Tell the Machine Goodnight


what does happiness really mean?

Pearl's job is to make people happy. Every day she provides customers with personalized recommendations for greater contentment. She's good at her job, her office manager tells her, successful. But how does one measure an emotion?

Meanwhile, there's Pearl's teenage son, Rhett. A sensitive kid who has forged an unconventional path through adolescence, Rhett seems to find greater contentment in being unhappy.

Told from an alternating cast of endearing characters from within Pearl and Rhett’s world, Tell the Machine Goodnight delivers a smartly moving and entertaining story about relationships and the ways that they can most surprise and define us. With warmth, humor, and a clever touch, Williams taps into our collective unease about the modern world and allows us see it a little more clearly.

It is a book about happiness the way the sky is a movie about blueness.
— National Public Radio
Following the trajectory of today’s preoccupation with self-help and our perhaps not-entirely-justified faith that technology can fix everything, Williams explores the way machines and screens can both disconnect us, launching us into loneliness, and connect us, bringing us closer to one another.
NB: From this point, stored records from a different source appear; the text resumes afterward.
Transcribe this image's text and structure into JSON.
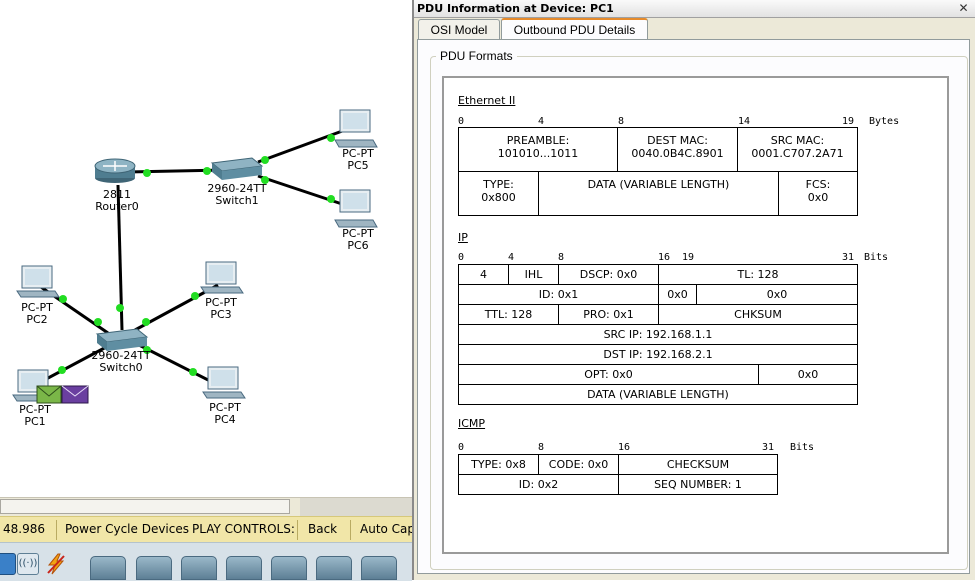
{
  "workspace": {
    "devices": {
      "router0": {
        "model": "2811",
        "name": "Router0"
      },
      "switch1": {
        "model": "2960-24TT",
        "name": "Switch1"
      },
      "switch0": {
        "model": "2960-24TT",
        "name": "Switch0"
      },
      "pc5": {
        "model": "PC-PT",
        "name": "PC5"
      },
      "pc6": {
        "model": "PC-PT",
        "name": "PC6"
      },
      "pc2": {
        "model": "PC-PT",
        "name": "PC2"
      },
      "pc3": {
        "model": "PC-PT",
        "name": "PC3"
      },
      "pc1": {
        "model": "PC-PT",
        "name": "PC1"
      },
      "pc4": {
        "model": "PC-PT",
        "name": "PC4"
      }
    },
    "link_color": "#000000",
    "link_port_color": "#22dd22",
    "pdu_colors": [
      "#7ab648",
      "#6a3fa0"
    ]
  },
  "statusbar": {
    "time": "48.986",
    "power_cycle": "Power Cycle Devices",
    "play_controls": "PLAY CONTROLS:",
    "back": "Back",
    "auto_capture": "Auto Cap"
  },
  "pdu_window": {
    "title": "PDU Information at Device: PC1",
    "close": "✕",
    "tabs": [
      "OSI Model",
      "Outbound PDU Details"
    ],
    "active_tab": "Outbound PDU Details",
    "group_label": "PDU Formats",
    "ethernet": {
      "title": "Ethernet II",
      "ruler": [
        "0",
        "4",
        "8",
        "14",
        "19"
      ],
      "unit": "Bytes",
      "preamble_label": "PREAMBLE:",
      "preamble_value": "101010...1011",
      "dest_mac_label": "DEST MAC:",
      "dest_mac_value": "0040.0B4C.8901",
      "src_mac_label": "SRC MAC:",
      "src_mac_value": "0001.C707.2A71",
      "type_label": "TYPE:",
      "type_value": "0x800",
      "data": "DATA (VARIABLE LENGTH)",
      "fcs_label": "FCS:",
      "fcs_value": "0x0"
    },
    "ip": {
      "title": "IP",
      "ruler": [
        "0",
        "4",
        "8",
        "16",
        "19",
        "31"
      ],
      "unit": "Bits",
      "version": "4",
      "ihl": "IHL",
      "dscp": "DSCP: 0x0",
      "tl": "TL: 128",
      "id": "ID: 0x1",
      "flags": "0x0",
      "frag": "0x0",
      "ttl": "TTL: 128",
      "pro": "PRO: 0x1",
      "chksum": "CHKSUM",
      "src_ip": "SRC IP: 192.168.1.1",
      "dst_ip": "DST IP: 192.168.2.1",
      "opt": "OPT: 0x0",
      "opt_pad": "0x0",
      "data": "DATA (VARIABLE LENGTH)"
    },
    "icmp": {
      "title": "ICMP",
      "ruler": [
        "0",
        "8",
        "16",
        "31"
      ],
      "unit": "Bits",
      "type": "TYPE: 0x8",
      "code": "CODE: 0x0",
      "checksum": "CHECKSUM",
      "id": "ID: 0x2",
      "seq": "SEQ NUMBER: 1"
    }
  }
}
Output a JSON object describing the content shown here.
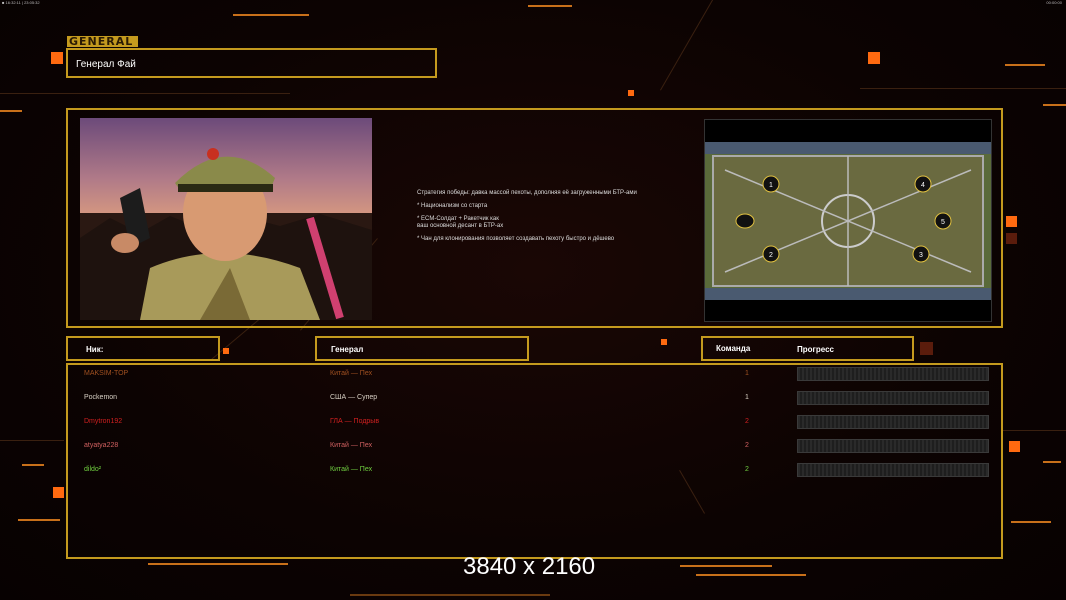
{
  "topbar": {
    "left": "■ 16:32:11 | 23:05:32",
    "right": "00:00:00"
  },
  "header": {
    "tag": "GENERAL",
    "general_name": "Генерал Фай"
  },
  "description": {
    "line1": "Стратегия победы: давка массой пехоты, дополняя её загруженными БТР-ами",
    "line2": "* Национализм со старта",
    "line3": "* ECM-Солдат + Ракетчик как",
    "line3b": "ваш основной десант в БТР-ах",
    "line4": "* Чан для клонирования позволяет создавать пехоту быстро и дёшево"
  },
  "map": {
    "slots": [
      "1",
      "2",
      "3",
      "4",
      "5"
    ]
  },
  "columns": {
    "nick": "Ник:",
    "general": "Генерал",
    "team": "Команда",
    "progress": "Прогресс"
  },
  "players": [
    {
      "nick": "MAKSIM-TOP",
      "general": "Китай — Пех",
      "team": "1",
      "color": "#a05020",
      "progress": 0
    },
    {
      "nick": "Pockemon",
      "general": "США — Супер",
      "team": "1",
      "color": "#d8d0c4",
      "progress": 0
    },
    {
      "nick": "Dmytron192",
      "general": "ГЛА — Подрыв",
      "team": "2",
      "color": "#d02020",
      "progress": 0
    },
    {
      "nick": "atyatya228",
      "general": "Китай — Пех",
      "team": "2",
      "color": "#d06060",
      "progress": 0
    },
    {
      "nick": "dildo²",
      "general": "Китай — Пех",
      "team": "2",
      "color": "#70d040",
      "progress": 0
    }
  ],
  "resolution": "3840 x 2160",
  "colors": {
    "frame": "#c49a1e",
    "accent": "#ff6a10"
  }
}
In this imaginative, engaging, emotionally resonant story, she reveals how the devices we depend on can both deprive us of our humanity and deliver us back to it. With its clever, compelling vision of the future, deeply human characters, and delightfully unpredictable story, this novel is itself a recipe for contentment.
— Kirkus, starred review
Williams’s debut, a savvy take on technology’s potential and its moral failings, imagines a near future in which lives are altered by a happiness machine… Williams never allows satire to overtake her story’s moral center or its profoundly generous and humanistic heart, resulting in a sharp and moving novel.
— Publishers Weekly
For all its imaginative and speculative power, Tell the Machine Goodnight is not a particularly futuristic book. Its primary concern is something so fundamentally human that it transcends time—our insatiable need to feel better, to decipher whatever happiness means.
— BookPage
[A] vivid, clever debut.
— O, the Oprah Magazine
With its large heart, compelling cast of characters and frighteningly-not-far-from-reality technology, Tell the Machine Goodnight is a story that will compel you to keep reading, while also allowing you the space to meditate on the understanding that happiness looks different for everyone.
— PopMatters
[An] inventive debut…This timely novel delves into the desire to optimize our messy lives.
— Real Simple
[A] delightfully weird and humorous novel… the novel is a fascinating exploration of our increasing reliance on technology and our obsession with finding a quick fix for everything.
— Shondaland
My prescription for happiness is: ‘Sit still, read a book that can’t be classified by genre, and tell everyone.’ I’m telling you, Katie Williams delivers. Tell the Machine Goodnight transcends categorization in the best way possible – it is part love story, part science fiction, part feminist inspirational wake-up call, and all of it moving and compelling. I never knew what was going to happen and, when I found out, I was always delighted.
— Helen Ellis, New York Times bestselling author of American Housewife
Allow me to introduce you to your new favorite writer. Katie Williams’s Tell the Machine Goodnight plunges into our obsession with technology and its effect on our lives and dreams, and emerges with miraculous gifts for us—she unwraps the present and the future.
— James Hannaham, PEN/Faulkner Award-winning author of Delicious Foods: A Novel
Filled with extraordinary writing, wish-they-existed characters, and unexpected narrative turns, Tell The Machine Goodnight will delight your mind and heart.
— Courtney Maum, author of Touch and I Am Having So Much Fun Here Without You
Tell the Machine Goodnight is a captivating, thought-provoking and utterly charming novel about the elusive nature of happiness and the limits of both technology and our own self-knowledge.
— Carolyn Parkhurst, author of Harmony and The Dogs of Babel
Katie Williams’s fierce moral intelligence sparks off the page...Generous, perceptive, intensely smart: Tell the Machine Goodnight is just the novel we need.
— Kirstin Valdez Quade, NBCC John Leonard Prize-winning author of Night at the Fiestas
Tell the Machine Goodnight is philosophical, funny, cleverly structured, unpredictable. The characters are recognizably humans, but not ones I have met before; the world-building is creative and completely convincing. I doubt I will ever read another a novel with a more moving trip up a VR mountain.
— Gabrielle Zevin, New York Times bestselling author of YOUNG JANE YOUNG and THE STORIED LIFE OF A.J. FIKRY